Apnea is a common problem in preterm infants that may be due to prematurity or an associated illness. In term infants, apnea is always worrisome and demands immediate diagnostic evaluation. Periodic breathing must be distinguished from prolonged apneic pauses because the latter may be associated with serious illnesses.
Apnea is a feature of many primary diseases that affect neonates . These disorders produce apnea by direct depression of the central nervous system’s control of respiration (hypoglycemia, meningitis, drugs, hemorrhage, seizures), disturbances in oxygen delivery (shock, sepsis, anemia), or ventilation defects (pneumonia, RDS, persistent pulmonary hypertension of the newborn [PPHN], muscle weakness).
Idiopathic apnea of prematurity occurs in the absence of identifiable predisposing diseases. Apnea is a disorder of respiratory control and may be obstructive, central, or mixed.

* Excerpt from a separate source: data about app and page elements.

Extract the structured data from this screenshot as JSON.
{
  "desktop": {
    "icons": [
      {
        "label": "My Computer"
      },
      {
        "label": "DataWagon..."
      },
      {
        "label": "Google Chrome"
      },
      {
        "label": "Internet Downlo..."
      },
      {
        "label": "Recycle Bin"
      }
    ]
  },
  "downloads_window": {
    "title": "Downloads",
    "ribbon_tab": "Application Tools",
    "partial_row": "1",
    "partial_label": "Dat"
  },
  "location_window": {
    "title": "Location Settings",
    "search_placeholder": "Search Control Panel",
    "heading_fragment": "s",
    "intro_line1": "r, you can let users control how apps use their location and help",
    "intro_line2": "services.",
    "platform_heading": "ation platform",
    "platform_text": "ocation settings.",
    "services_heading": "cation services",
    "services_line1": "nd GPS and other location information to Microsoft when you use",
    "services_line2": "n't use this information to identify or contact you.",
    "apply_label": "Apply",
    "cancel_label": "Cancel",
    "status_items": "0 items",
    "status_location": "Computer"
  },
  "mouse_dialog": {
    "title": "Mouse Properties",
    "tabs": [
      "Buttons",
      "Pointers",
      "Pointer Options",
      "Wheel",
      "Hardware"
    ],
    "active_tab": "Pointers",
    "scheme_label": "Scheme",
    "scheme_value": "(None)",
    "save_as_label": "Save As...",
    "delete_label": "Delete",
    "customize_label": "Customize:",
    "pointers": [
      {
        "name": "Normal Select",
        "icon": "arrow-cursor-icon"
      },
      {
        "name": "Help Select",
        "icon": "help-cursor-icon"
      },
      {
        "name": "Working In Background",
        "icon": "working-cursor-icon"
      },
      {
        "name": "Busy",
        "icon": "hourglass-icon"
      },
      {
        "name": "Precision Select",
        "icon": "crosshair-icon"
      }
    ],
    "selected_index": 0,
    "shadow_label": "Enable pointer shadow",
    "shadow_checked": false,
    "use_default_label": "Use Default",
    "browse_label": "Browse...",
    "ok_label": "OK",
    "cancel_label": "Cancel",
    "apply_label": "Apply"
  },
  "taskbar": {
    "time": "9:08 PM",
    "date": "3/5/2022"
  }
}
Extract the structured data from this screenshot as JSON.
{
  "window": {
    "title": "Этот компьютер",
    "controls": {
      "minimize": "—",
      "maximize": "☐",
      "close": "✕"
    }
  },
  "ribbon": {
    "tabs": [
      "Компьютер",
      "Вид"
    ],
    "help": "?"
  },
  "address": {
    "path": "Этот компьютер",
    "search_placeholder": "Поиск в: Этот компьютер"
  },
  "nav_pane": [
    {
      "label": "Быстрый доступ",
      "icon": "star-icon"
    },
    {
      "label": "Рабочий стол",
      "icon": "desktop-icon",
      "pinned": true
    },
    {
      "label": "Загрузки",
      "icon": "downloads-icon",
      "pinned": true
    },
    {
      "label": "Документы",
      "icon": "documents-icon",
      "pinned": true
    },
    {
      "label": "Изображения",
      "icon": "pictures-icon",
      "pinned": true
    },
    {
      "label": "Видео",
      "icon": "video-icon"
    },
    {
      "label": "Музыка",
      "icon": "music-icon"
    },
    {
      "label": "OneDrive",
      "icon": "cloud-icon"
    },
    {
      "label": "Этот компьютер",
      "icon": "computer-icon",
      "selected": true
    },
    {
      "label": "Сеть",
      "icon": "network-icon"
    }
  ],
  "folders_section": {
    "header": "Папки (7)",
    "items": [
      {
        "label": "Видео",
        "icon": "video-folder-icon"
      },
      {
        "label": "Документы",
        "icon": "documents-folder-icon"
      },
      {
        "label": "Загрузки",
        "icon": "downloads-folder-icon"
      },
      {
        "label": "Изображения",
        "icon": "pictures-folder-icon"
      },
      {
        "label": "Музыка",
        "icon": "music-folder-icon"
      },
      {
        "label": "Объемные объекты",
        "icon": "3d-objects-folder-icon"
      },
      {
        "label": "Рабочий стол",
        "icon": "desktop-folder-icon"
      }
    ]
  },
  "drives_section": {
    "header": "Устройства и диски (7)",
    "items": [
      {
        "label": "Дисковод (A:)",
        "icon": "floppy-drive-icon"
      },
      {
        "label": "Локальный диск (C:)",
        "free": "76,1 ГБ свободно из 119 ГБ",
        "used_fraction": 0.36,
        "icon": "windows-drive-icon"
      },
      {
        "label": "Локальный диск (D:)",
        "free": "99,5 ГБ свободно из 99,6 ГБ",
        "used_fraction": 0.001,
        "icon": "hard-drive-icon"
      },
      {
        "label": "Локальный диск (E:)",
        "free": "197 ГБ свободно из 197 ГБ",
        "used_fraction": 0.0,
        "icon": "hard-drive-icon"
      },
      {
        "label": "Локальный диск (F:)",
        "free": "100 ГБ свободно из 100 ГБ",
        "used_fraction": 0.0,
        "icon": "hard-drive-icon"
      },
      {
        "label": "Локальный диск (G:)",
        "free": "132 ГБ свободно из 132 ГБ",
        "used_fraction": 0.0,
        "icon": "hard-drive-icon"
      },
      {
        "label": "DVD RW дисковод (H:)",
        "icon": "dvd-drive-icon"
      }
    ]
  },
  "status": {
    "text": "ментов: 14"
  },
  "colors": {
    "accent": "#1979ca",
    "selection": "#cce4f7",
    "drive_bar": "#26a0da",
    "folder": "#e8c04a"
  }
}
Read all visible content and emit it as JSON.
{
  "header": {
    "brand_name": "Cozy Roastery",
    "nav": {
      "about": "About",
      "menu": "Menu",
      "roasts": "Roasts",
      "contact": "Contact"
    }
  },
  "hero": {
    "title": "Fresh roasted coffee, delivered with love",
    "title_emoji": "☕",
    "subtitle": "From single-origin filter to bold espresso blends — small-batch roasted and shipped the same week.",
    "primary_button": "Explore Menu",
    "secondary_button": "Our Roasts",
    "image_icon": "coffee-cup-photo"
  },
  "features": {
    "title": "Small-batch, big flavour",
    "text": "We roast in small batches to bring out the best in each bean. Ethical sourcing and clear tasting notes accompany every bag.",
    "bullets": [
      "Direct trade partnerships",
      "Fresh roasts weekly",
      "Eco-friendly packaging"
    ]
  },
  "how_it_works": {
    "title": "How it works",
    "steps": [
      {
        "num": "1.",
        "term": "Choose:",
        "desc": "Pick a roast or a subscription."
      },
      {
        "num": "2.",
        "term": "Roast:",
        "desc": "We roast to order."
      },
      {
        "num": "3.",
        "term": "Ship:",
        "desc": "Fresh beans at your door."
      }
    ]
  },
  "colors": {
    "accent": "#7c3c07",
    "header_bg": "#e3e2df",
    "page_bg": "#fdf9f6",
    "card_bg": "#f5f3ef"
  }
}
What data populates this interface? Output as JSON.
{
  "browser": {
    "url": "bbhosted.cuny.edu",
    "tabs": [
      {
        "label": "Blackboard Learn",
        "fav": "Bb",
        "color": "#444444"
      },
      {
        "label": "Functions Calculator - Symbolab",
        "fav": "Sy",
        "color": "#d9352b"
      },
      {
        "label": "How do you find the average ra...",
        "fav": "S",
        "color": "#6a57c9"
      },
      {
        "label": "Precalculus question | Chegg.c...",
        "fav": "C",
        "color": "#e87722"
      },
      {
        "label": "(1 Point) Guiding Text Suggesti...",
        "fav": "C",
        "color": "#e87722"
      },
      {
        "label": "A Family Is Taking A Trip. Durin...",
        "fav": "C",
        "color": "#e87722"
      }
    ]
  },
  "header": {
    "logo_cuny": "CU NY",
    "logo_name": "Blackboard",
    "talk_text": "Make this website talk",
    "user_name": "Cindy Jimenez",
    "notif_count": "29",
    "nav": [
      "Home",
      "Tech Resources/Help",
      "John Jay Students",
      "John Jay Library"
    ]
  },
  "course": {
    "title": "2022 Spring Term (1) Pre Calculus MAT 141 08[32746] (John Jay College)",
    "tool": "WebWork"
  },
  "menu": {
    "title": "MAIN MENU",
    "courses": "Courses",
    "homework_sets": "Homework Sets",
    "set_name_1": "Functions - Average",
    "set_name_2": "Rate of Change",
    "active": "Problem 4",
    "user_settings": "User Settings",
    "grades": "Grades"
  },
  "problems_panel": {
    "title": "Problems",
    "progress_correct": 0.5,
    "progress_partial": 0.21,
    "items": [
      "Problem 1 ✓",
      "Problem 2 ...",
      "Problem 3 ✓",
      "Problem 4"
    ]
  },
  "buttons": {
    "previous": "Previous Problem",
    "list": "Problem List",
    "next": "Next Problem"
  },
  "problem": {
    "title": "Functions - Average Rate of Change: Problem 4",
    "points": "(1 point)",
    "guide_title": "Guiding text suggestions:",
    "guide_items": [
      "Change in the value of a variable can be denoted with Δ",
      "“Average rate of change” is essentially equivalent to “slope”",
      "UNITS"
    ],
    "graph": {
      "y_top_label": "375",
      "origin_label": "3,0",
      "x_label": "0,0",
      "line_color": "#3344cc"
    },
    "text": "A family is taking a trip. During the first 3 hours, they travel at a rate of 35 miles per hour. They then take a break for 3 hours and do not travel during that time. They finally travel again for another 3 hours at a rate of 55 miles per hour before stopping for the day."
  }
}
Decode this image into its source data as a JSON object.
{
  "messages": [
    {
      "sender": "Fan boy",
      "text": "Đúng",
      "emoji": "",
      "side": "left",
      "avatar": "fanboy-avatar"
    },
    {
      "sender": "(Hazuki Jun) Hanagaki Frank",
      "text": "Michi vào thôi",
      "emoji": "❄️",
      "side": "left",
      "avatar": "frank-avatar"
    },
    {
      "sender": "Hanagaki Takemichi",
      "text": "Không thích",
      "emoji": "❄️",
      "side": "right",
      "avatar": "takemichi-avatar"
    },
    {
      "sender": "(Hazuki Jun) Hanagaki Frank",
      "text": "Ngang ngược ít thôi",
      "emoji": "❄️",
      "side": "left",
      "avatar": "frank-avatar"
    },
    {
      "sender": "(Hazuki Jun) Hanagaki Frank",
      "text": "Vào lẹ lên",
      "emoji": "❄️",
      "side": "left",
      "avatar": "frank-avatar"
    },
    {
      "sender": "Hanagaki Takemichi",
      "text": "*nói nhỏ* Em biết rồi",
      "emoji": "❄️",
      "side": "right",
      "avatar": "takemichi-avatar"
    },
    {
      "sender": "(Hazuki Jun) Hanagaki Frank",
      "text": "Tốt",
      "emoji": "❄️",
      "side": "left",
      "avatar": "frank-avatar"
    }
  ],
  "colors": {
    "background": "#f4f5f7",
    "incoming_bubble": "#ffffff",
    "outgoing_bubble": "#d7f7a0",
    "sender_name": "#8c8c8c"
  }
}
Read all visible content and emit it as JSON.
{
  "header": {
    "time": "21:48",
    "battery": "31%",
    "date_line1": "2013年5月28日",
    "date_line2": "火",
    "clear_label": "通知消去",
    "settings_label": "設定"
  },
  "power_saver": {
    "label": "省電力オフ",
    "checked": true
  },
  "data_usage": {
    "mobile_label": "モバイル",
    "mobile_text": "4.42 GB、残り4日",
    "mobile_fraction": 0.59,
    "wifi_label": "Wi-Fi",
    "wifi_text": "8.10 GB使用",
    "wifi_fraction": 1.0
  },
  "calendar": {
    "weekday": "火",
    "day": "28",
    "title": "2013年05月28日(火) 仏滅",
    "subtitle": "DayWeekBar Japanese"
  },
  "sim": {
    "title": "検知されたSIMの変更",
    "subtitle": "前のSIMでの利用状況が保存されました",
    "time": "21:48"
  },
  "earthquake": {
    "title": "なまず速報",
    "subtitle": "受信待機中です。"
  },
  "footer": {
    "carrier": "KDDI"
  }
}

Obstructive apnea (pharyngeal instability, neck flexion, nasal occlusion) is characterized by absent airflow but persistent chest wall motion. Pharyngeal collapse may follow the negative airway pressures generated during inspiration, or it may result from incoordination of the tongue and other upper airway muscles involved in maintaining airway patency.
In central apnea, which is caused by decreased central nervous system (CNS) stimuli to respiratory muscles, airflow and chest wall motion are absent. Gestational age is the most important determinant of respiratory control, with the frequency of apnea being inversely related to gestational age. The immaturity of the brainstem respiratory centers is manifested by an